Work to be completed ::
One number is the whole answer: the tally of lines in the records below that contain "Skin".

--- Material for the task Enclosed Below ---

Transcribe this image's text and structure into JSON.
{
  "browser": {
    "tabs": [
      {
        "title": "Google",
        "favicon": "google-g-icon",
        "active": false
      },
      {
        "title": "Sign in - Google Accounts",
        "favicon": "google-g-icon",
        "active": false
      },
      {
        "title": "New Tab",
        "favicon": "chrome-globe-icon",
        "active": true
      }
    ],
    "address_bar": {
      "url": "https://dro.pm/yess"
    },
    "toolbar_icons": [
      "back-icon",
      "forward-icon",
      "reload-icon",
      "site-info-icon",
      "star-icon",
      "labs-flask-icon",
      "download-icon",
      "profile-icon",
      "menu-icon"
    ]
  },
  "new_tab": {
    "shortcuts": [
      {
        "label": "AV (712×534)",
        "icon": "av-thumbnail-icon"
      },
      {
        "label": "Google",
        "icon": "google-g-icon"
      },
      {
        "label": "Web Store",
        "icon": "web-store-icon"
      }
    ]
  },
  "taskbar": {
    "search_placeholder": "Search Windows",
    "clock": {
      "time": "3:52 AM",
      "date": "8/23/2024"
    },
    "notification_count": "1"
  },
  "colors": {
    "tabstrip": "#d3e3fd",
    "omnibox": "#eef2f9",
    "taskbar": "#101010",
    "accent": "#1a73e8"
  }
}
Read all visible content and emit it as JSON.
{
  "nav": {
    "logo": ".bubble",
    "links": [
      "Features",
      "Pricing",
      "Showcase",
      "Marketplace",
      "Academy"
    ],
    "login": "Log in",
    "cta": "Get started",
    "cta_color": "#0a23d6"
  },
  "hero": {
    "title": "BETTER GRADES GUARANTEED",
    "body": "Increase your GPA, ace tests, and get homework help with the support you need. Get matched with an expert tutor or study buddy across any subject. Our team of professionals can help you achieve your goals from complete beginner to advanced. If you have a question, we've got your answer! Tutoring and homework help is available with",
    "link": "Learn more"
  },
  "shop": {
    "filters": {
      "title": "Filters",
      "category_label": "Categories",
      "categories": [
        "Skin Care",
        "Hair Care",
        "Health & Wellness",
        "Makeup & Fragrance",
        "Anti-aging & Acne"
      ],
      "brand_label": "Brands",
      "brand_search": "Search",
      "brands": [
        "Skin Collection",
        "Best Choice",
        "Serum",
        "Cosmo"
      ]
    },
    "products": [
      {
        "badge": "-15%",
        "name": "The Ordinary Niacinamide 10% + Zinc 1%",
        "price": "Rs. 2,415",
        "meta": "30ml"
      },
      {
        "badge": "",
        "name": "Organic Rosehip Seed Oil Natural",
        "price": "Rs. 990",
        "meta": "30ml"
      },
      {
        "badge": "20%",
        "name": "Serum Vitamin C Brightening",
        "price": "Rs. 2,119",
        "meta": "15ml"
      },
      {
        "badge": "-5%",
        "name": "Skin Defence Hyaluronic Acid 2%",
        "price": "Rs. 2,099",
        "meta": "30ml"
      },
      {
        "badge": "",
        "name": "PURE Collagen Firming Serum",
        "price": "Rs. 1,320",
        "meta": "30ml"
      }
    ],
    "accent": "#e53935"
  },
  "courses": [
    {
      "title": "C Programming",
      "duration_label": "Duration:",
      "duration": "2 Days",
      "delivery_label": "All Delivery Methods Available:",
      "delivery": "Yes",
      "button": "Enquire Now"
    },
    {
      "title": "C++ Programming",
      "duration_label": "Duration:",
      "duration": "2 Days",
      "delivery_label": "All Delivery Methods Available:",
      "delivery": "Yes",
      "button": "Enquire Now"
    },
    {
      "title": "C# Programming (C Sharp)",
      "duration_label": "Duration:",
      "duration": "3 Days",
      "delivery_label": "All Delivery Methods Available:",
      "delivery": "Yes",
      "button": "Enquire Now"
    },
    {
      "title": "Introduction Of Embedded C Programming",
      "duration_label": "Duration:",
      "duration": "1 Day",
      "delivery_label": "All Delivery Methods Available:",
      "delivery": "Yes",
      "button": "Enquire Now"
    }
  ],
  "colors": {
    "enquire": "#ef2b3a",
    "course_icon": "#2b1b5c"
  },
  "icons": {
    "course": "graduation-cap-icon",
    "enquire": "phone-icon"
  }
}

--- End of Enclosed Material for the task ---

Solution to this exercise ::
3